This week ICBA submitted testimony to the House Financial Services Subcommittee on Housing and Community Opportunity opposing the Department of Housing and Urban Development's (HUD) proposed Real Estate Settlement Procedures Act (RESPA) rule. ICBA believes that the proposed rule will be detrimental to consumers, small loan originators and settlement service providers, disrupting the nations current mortgage finance system. ICBA urged the subcommittee to encourage HUD to reconsider the rule's adoption.
HUD has presented this rule as an attempt to simplify the process of shopping for mortgage loans and lower mortgage costs, a goal ICBA supports. However, ICBA believes HUD's proposal will hurt consumers, smaller lenders and smaller settlement service providers. HUD proposes a Guaranteed Mortgage Package (GMP) that would dramatically alter the manner in which mortgages are offered.

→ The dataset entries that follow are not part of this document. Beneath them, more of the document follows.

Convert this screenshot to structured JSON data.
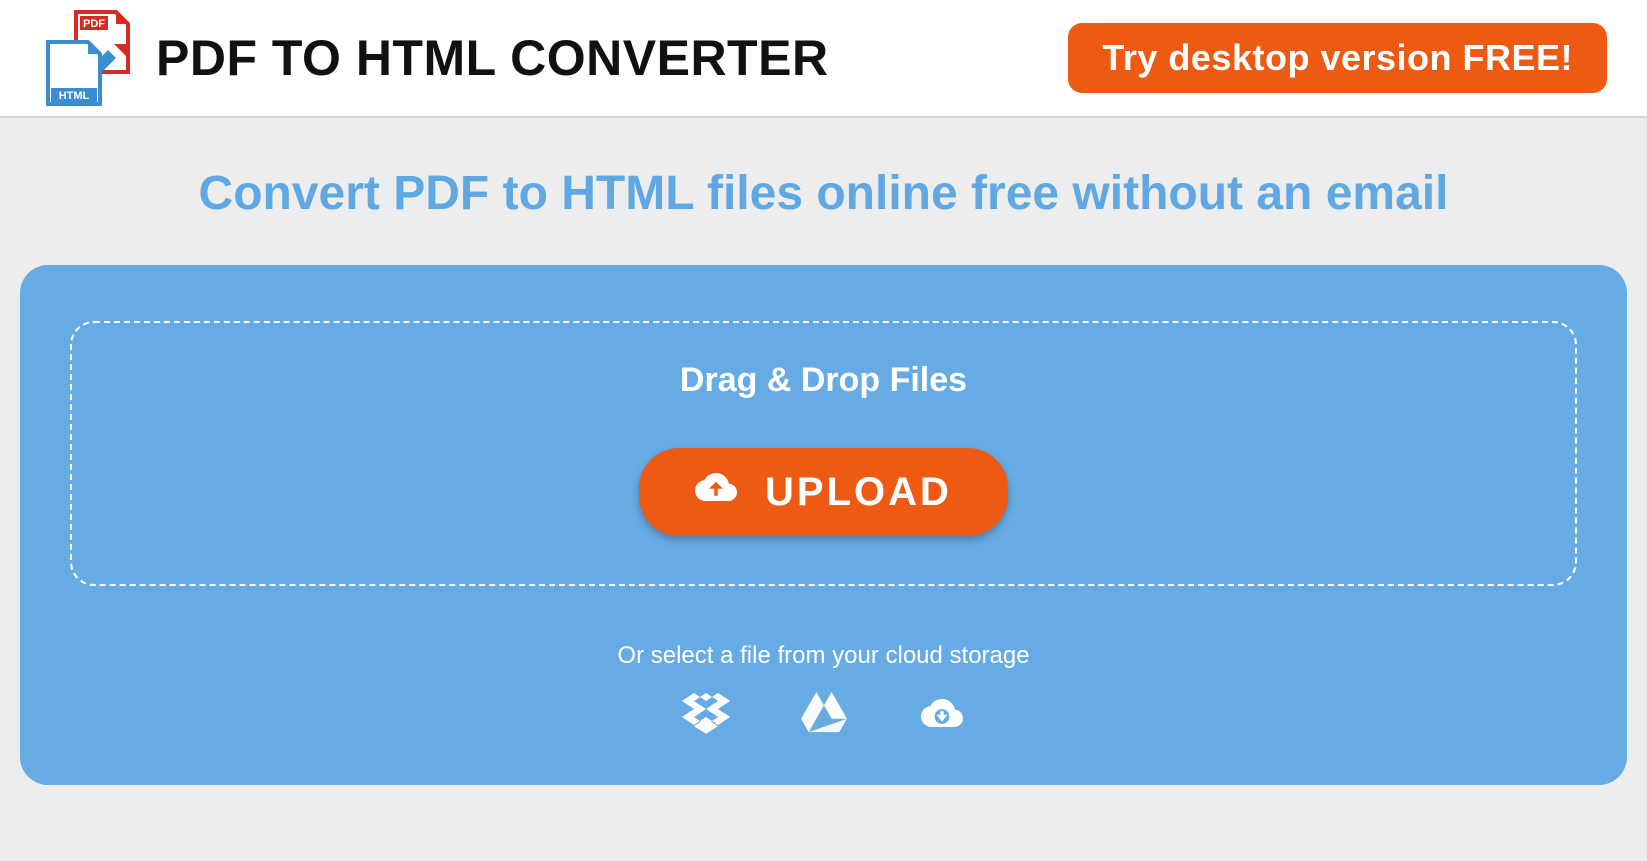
{
  "header": {
    "title": "PDF TO HTML CONVERTER",
    "cta_label": "Try desktop version FREE!",
    "logo": {
      "pdf_label": "PDF",
      "html_label": "HTML"
    }
  },
  "main": {
    "subtitle": "Convert PDF to HTML files online free without an email",
    "dropzone": {
      "drag_text": "Drag & Drop Files",
      "upload_label": "UPLOAD",
      "cloud_text": "Or select a file from your cloud storage",
      "providers": [
        "dropbox",
        "google-drive",
        "cloud-download"
      ]
    }
  },
  "colors": {
    "accent_orange": "#ec5a13",
    "panel_blue": "#67abe4",
    "subtitle_blue": "#5fa8e4"
  }
}
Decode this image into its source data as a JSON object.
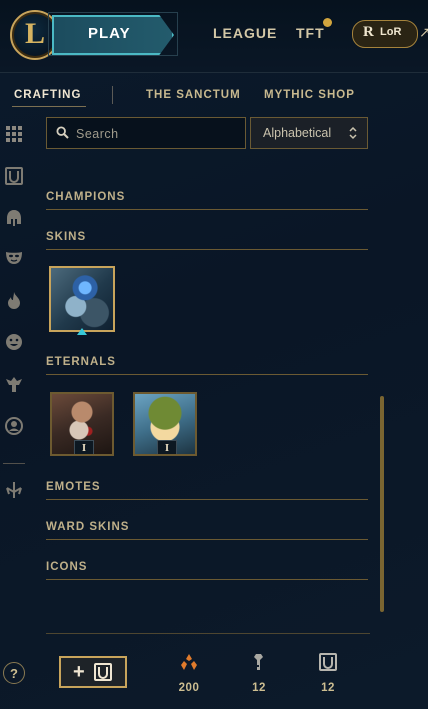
{
  "header": {
    "play_label": "PLAY",
    "nav": [
      {
        "label": "LEAGUE"
      },
      {
        "label": "TFT",
        "has_notification": true
      }
    ],
    "lor_badge": {
      "letter": "R",
      "label": "LoR"
    },
    "external_arrow": "↗"
  },
  "subnav": {
    "tabs": [
      {
        "label": "CRAFTING",
        "active": true
      },
      {
        "label": "THE SANCTUM",
        "active": false
      },
      {
        "label": "MYTHIC SHOP",
        "active": false
      }
    ]
  },
  "sidebar": {
    "icons": [
      "grid-icon",
      "chest-icon",
      "helmet-icon",
      "mask-icon",
      "flame-icon",
      "emote-icon",
      "ward-icon",
      "profile-icon",
      "hextech-icon"
    ]
  },
  "toolbar": {
    "search_placeholder": "Search",
    "sort_selected": "Alphabetical"
  },
  "sections": [
    {
      "title": "CHAMPIONS",
      "items": []
    },
    {
      "title": "SKINS",
      "items": [
        {
          "kind": "skin",
          "selected": true
        }
      ]
    },
    {
      "title": "ETERNALS",
      "items": [
        {
          "kind": "eternal",
          "series": "I"
        },
        {
          "kind": "eternal",
          "series": "I"
        }
      ]
    },
    {
      "title": "EMOTES",
      "items": []
    },
    {
      "title": "WARD SKINS",
      "items": []
    },
    {
      "title": "ICONS",
      "items": []
    }
  ],
  "footer": {
    "help_label": "?",
    "add_button_label": "+",
    "currencies": [
      {
        "icon": "orange-essence-icon",
        "value": "200",
        "color": "#e07b2c"
      },
      {
        "icon": "key-fragment-icon",
        "value": "12",
        "color": "#a9a8a2"
      },
      {
        "icon": "chest-icon",
        "value": "12",
        "color": "#b7b5ae"
      }
    ]
  },
  "colors": {
    "accent_gold": "#c8a45b",
    "play_teal": "#4bb9c4",
    "notification": "#d2a53e",
    "background": "#0a1626"
  }
}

As an alternative to the Good Faith Estimate, consumers shopping for a mortgage could be offered a GMP that consists of a package of standardized settlement services and a mortgage loan with a guaranteed interest rate. Consumers would no longer be able to shop for services in their loan package, nor would they have the option of selecting individual settlement services and mortgage products, as they do now.
ICBA is very concerned about the ability of smaller banks and service providers to compete against larger market participants that have the ability to negotiate reduced costs for the components of the package. HUD's proposed requirement to guarantee that the interest rate could only change in parallel to an index is unworkable and does not reflect the realities of the mortgage industry and how interest rates fluctuate.
Another change proposed by the HUD rule is a modification of the current Good Faith Estimate (GFE) to require firmer and more precise cost estimates. Lenders would have to absorb nearly all increases in settlement costs, from the time the original cost quote is given to the closing date. ICBA is very concerned that community banks will not have sufficient mortgage volume to absorb variances without raising the cost of all mortgages.
ICBA's testimony and comment letter to HUD are available at www.icba.org.